The deep blue gravity of Natalie Mering’s voice remains Weyes Blood’s focal point on her latest album. Front Row Seat to Earth, though, turns down some of the lonely static and tape warp of previous full length The Innocents and finds a broader folk balladry imbued with Laurel Canyon breeze that’s still tempered by contemporary turmoil.
Weyes Blood’s Cardamom Times EP from last year was a bridge both chronological and stylistic between long players. A step toward the intimate clarity of Front Row Seat to Earth, it still didn’t foretell the use of more ambitious instrumentation on “Diary”, “Used to Be” and “Do You Need My Love”, embellished with brass, wire and ivory. Mering counterweights the classic touches with ambient drone here and electronic manipulation there.
Along with the EP, this is the second record cover in a row that has Mering reposing in a landscape where soil and water mingle.
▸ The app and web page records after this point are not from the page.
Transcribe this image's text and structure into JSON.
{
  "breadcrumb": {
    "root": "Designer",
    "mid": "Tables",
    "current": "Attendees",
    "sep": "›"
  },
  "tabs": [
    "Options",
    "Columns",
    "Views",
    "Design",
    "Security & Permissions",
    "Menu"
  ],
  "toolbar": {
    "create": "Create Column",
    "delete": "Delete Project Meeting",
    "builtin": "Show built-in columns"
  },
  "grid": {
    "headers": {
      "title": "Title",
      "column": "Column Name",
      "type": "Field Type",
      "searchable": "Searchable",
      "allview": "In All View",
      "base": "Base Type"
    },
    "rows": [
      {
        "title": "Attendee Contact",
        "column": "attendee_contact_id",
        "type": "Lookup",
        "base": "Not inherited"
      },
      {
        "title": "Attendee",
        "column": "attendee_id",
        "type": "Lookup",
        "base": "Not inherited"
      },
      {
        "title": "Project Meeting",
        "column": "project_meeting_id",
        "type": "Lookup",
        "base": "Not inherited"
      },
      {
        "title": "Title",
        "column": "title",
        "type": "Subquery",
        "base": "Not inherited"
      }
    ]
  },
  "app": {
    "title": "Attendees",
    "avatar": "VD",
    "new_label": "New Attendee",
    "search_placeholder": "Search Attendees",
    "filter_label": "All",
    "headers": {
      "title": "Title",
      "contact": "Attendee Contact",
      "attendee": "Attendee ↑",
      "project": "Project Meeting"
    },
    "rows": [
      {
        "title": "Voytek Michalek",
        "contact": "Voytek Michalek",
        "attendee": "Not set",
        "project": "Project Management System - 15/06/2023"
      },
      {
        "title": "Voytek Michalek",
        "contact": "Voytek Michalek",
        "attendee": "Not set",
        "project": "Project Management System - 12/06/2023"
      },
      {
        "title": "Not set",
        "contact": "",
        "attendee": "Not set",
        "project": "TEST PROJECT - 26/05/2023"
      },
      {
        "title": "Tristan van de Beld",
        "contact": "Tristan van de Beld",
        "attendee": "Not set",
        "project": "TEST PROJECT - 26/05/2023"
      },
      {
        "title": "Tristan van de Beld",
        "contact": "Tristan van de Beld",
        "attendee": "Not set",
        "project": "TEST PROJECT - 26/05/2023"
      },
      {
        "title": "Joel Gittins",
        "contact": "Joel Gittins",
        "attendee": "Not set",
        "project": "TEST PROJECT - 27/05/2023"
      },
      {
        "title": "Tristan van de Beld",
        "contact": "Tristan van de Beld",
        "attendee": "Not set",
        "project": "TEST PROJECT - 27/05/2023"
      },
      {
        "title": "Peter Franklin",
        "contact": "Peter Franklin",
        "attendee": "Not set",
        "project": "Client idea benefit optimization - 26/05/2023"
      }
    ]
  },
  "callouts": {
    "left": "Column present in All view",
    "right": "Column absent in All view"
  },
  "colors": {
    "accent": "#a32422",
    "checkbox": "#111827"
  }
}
Calling a cycle of psychically scarred love songs Front Row Seat to Earth teases parallels between natural and interpersonal ecologies; love in a life out of balance, the bio-dome of a relationship and the tightening boundaries of a planet once seemingly without end. The Innocents connected broad and individual issues in songs like “Land of Broken Dreams”, but here they are entwined.
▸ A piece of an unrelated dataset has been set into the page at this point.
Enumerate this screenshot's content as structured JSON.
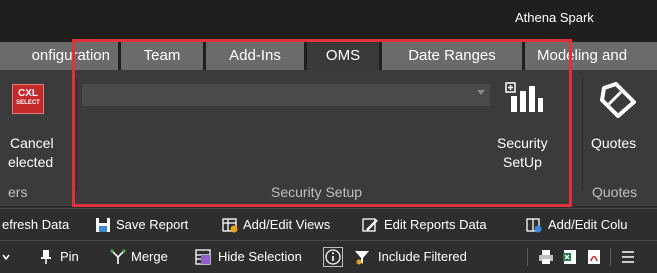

“Goin’ to see end of days / I’ve been hanging / On my phone all day / And the fear goes away / I might not need to stay / On this sinking ship for long”, begins “Generation Why”. That could be a film she’s heading to, and maybe the sinking ship is fading romance, or perhaps that titular chair faces directly into the abyss of irreversible climate change or another global catastrophe. The finale, “Front Row Seat”, a collage of orchestra, theater, and movie sounds, returns to the idea that we’re all both audience and active participant.